# [Problem description]
Output each entry exactly; skip nothing.

• • • •

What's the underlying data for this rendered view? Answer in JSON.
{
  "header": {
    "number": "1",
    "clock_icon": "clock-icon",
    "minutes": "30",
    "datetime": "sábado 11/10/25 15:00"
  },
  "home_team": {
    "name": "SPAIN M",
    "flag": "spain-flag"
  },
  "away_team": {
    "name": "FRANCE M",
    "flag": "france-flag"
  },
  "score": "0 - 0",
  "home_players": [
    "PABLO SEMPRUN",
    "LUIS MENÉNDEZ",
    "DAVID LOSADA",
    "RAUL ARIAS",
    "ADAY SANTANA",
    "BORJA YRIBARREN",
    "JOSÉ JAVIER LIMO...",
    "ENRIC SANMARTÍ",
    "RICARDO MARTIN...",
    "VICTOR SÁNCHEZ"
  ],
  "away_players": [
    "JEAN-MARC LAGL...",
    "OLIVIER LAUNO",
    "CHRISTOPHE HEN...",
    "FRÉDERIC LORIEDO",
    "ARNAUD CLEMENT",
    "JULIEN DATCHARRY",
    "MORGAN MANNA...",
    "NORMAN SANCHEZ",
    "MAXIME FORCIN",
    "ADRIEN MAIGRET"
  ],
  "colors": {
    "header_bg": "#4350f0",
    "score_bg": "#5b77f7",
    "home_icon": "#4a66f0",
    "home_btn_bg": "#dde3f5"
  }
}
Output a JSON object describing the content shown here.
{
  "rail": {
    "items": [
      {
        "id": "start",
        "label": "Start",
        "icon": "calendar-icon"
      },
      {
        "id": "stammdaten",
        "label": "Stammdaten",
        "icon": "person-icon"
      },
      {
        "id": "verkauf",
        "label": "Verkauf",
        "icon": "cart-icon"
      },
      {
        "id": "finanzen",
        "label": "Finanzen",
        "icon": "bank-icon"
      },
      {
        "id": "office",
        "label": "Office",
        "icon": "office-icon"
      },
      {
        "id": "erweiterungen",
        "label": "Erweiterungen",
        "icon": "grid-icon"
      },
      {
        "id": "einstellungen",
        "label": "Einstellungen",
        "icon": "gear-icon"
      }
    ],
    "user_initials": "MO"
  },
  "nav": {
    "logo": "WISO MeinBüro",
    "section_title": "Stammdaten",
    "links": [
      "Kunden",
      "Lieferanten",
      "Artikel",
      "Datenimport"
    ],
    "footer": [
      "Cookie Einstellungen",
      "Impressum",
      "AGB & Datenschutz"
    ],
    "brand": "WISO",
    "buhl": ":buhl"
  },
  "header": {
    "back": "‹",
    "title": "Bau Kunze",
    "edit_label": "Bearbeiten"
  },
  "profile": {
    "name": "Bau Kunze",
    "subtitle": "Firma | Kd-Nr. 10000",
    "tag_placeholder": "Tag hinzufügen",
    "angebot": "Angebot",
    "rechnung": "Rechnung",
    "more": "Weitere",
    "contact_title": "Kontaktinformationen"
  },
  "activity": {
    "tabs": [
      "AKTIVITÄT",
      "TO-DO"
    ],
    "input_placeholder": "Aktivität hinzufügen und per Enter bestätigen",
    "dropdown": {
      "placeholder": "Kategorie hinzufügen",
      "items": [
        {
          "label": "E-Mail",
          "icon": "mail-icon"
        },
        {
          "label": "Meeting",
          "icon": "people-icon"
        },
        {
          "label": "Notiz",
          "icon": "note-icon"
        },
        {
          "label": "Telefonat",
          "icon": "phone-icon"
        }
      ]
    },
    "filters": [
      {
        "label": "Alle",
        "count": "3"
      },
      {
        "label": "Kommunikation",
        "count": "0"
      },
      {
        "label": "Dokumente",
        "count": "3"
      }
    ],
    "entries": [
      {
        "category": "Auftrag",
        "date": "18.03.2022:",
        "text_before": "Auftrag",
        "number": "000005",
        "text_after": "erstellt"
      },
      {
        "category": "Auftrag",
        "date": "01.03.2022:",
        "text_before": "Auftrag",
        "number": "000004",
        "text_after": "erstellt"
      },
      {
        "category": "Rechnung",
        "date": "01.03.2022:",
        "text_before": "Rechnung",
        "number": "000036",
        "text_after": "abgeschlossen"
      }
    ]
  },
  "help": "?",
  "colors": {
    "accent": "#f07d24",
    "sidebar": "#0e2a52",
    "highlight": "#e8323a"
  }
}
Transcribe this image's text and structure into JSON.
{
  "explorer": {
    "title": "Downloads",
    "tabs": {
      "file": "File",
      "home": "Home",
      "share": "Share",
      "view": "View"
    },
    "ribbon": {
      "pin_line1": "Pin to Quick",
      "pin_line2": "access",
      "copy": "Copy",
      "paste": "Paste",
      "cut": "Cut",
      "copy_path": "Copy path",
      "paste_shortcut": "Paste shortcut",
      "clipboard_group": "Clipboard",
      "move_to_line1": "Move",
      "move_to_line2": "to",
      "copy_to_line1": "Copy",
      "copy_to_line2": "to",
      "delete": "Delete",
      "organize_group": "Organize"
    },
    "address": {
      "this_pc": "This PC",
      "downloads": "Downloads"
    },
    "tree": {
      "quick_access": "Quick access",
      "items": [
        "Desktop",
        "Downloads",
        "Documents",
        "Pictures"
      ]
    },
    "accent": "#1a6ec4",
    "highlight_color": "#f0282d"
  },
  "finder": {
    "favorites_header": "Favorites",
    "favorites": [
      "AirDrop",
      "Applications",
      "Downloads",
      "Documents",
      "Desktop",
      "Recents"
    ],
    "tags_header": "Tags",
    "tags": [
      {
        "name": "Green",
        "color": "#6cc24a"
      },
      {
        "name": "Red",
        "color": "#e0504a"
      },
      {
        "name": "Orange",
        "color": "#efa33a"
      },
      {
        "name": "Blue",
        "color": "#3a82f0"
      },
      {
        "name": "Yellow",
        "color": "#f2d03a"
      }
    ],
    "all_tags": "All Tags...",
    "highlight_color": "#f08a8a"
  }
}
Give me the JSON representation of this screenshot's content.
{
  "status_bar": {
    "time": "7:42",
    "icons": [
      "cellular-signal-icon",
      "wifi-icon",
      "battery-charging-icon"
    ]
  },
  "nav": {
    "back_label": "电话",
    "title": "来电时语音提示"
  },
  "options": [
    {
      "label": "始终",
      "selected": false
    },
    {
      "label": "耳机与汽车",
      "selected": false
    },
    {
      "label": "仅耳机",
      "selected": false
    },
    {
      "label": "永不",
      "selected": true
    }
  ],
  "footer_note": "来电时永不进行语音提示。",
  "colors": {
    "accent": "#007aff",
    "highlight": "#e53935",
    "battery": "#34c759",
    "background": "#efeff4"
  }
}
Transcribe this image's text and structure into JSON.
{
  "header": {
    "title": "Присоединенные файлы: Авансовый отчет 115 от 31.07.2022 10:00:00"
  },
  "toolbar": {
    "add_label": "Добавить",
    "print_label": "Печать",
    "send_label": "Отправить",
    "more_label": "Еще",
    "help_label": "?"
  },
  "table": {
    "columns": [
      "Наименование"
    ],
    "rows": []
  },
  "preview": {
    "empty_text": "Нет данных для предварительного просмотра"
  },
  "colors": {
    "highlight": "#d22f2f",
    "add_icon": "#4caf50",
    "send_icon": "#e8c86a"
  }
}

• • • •

# [Solution for this exercise]
What's the underlying data for this rendered view? Answer in JSON.
{
  "header": {
    "number": "1",
    "clock_icon": "clock-icon",
    "minutes": "30",
    "datetime": "sábado 11/10/25 15:00"
  },
  "home_team": {
    "name": "SPAIN M",
    "flag": "spain-flag"
  },
  "away_team": {
    "name": "FRANCE M",
    "flag": "france-flag"
  },
  "score": "0 - 0",
  "home_players": [
    "PABLO SEMPRUN",
    "LUIS MENÉNDEZ",
    "DAVID LOSADA",
    "RAUL ARIAS",
    "ADAY SANTANA",
    "BORJA YRIBARREN",
    "JOSÉ JAVIER LIMO...",
    "ENRIC SANMARTÍ",
    "RICARDO MARTIN...",
    "VICTOR SÁNCHEZ"
  ],
  "away_players": [
    "JEAN-MARC LAGL...",
    "OLIVIER LAUNO",
    "CHRISTOPHE HEN...",
    "FRÉDERIC LORIEDO",
    "ARNAUD CLEMENT",
    "JULIEN DATCHARRY",
    "MORGAN MANNA...",
    "NORMAN SANCHEZ",
    "MAXIME FORCIN",
    "ADRIEN MAIGRET"
  ],
  "colors": {
    "header_bg": "#4350f0",
    "score_bg": "#5b77f7",
    "home_icon": "#4a66f0",
    "home_btn_bg": "#dde3f5"
  }
}
Output a JSON object describing the content shown here.
{
  "rail": {
    "items": [
      {
        "id": "start",
        "label": "Start",
        "icon": "calendar-icon"
      },
      {
        "id": "stammdaten",
        "label": "Stammdaten",
        "icon": "person-icon"
      },
      {
        "id": "verkauf",
        "label": "Verkauf",
        "icon": "cart-icon"
      },
      {
        "id": "finanzen",
        "label": "Finanzen",
        "icon": "bank-icon"
      },
      {
        "id": "office",
        "label": "Office",
        "icon": "office-icon"
      },
      {
        "id": "erweiterungen",
        "label": "Erweiterungen",
        "icon": "grid-icon"
      },
      {
        "id": "einstellungen",
        "label": "Einstellungen",
        "icon": "gear-icon"
      }
    ],
    "user_initials": "MO"
  },
  "nav": {
    "logo": "WISO MeinBüro",
    "section_title": "Stammdaten",
    "links": [
      "Kunden",
      "Lieferanten",
      "Artikel",
      "Datenimport"
    ],
    "footer": [
      "Cookie Einstellungen",
      "Impressum",
      "AGB & Datenschutz"
    ],
    "brand": "WISO",
    "buhl": ":buhl"
  },
  "header": {
    "back": "‹",
    "title": "Bau Kunze",
    "edit_label": "Bearbeiten"
  },
  "profile": {
    "name": "Bau Kunze",
    "subtitle": "Firma | Kd-Nr. 10000",
    "tag_placeholder": "Tag hinzufügen",
    "angebot": "Angebot",
    "rechnung": "Rechnung",
    "more": "Weitere",
    "contact_title": "Kontaktinformationen"
  },
  "activity": {
    "tabs": [
      "AKTIVITÄT",
      "TO-DO"
    ],
    "input_placeholder": "Aktivität hinzufügen und per Enter bestätigen",
    "dropdown": {
      "placeholder": "Kategorie hinzufügen",
      "items": [
        {
          "label": "E-Mail",
          "icon": "mail-icon"
        },
        {
          "label": "Meeting",
          "icon": "people-icon"
        },
        {
          "label": "Notiz",
          "icon": "note-icon"
        },
        {
          "label": "Telefonat",
          "icon": "phone-icon"
        }
      ]
    },
    "filters": [
      {
        "label": "Alle",
        "count": "3"
      },
      {
        "label": "Kommunikation",
        "count": "0"
      },
      {
        "label": "Dokumente",
        "count": "3"
      }
    ],
    "entries": [
      {
        "category": "Auftrag",
        "date": "18.03.2022:",
        "text_before": "Auftrag",
        "number": "000005",
        "text_after": "erstellt"
      },
      {
        "category": "Auftrag",
        "date": "01.03.2022:",
        "text_before": "Auftrag",
        "number": "000004",
        "text_after": "erstellt"
      },
      {
        "category": "Rechnung",
        "date": "01.03.2022:",
        "text_before": "Rechnung",
        "number": "000036",
        "text_after": "abgeschlossen"
      }
    ]
  },
  "help": "?",
  "colors": {
    "accent": "#f07d24",
    "sidebar": "#0e2a52",
    "highlight": "#e8323a"
  }
}
Transcribe this image's text and structure into JSON.
{
  "explorer": {
    "title": "Downloads",
    "tabs": {
      "file": "File",
      "home": "Home",
      "share": "Share",
      "view": "View"
    },
    "ribbon": {
      "pin_line1": "Pin to Quick",
      "pin_line2": "access",
      "copy": "Copy",
      "paste": "Paste",
      "cut": "Cut",
      "copy_path": "Copy path",
      "paste_shortcut": "Paste shortcut",
      "clipboard_group": "Clipboard",
      "move_to_line1": "Move",
      "move_to_line2": "to",
      "copy_to_line1": "Copy",
      "copy_to_line2": "to",
      "delete": "Delete",
      "organize_group": "Organize"
    },
    "address": {
      "this_pc": "This PC",
      "downloads": "Downloads"
    },
    "tree": {
      "quick_access": "Quick access",
      "items": [
        "Desktop",
        "Downloads",
        "Documents",
        "Pictures"
      ]
    },
    "accent": "#1a6ec4",
    "highlight_color": "#f0282d"
  },
  "finder": {
    "favorites_header": "Favorites",
    "favorites": [
      "AirDrop",
      "Applications",
      "Downloads",
      "Documents",
      "Desktop",
      "Recents"
    ],
    "tags_header": "Tags",
    "tags": [
      {
        "name": "Green",
        "color": "#6cc24a"
      },
      {
        "name": "Red",
        "color": "#e0504a"
      },
      {
        "name": "Orange",
        "color": "#efa33a"
      },
      {
        "name": "Blue",
        "color": "#3a82f0"
      },
      {
        "name": "Yellow",
        "color": "#f2d03a"
      }
    ],
    "all_tags": "All Tags...",
    "highlight_color": "#f08a8a"
  }
}
Give me the JSON representation of this screenshot's content.
{
  "status_bar": {
    "time": "7:42",
    "icons": [
      "cellular-signal-icon",
      "wifi-icon",
      "battery-charging-icon"
    ]
  },
  "nav": {
    "back_label": "电话",
    "title": "来电时语音提示"
  },
  "options": [
    {
      "label": "始终",
      "selected": false
    },
    {
      "label": "耳机与汽车",
      "selected": false
    },
    {
      "label": "仅耳机",
      "selected": false
    },
    {
      "label": "永不",
      "selected": true
    }
  ],
  "footer_note": "来电时永不进行语音提示。",
  "colors": {
    "accent": "#007aff",
    "highlight": "#e53935",
    "battery": "#34c759",
    "background": "#efeff4"
  }
}
Transcribe this image's text and structure into JSON.
{
  "header": {
    "title": "Присоединенные файлы: Авансовый отчет 115 от 31.07.2022 10:00:00"
  },
  "toolbar": {
    "add_label": "Добавить",
    "print_label": "Печать",
    "send_label": "Отправить",
    "more_label": "Еще",
    "help_label": "?"
  },
  "table": {
    "columns": [
      "Наименование"
    ],
    "rows": []
  },
  "preview": {
    "empty_text": "Нет данных для предварительного просмотра"
  },
  "colors": {
    "highlight": "#d22f2f",
    "add_icon": "#4caf50",
    "send_icon": "#e8c86a"
  }
}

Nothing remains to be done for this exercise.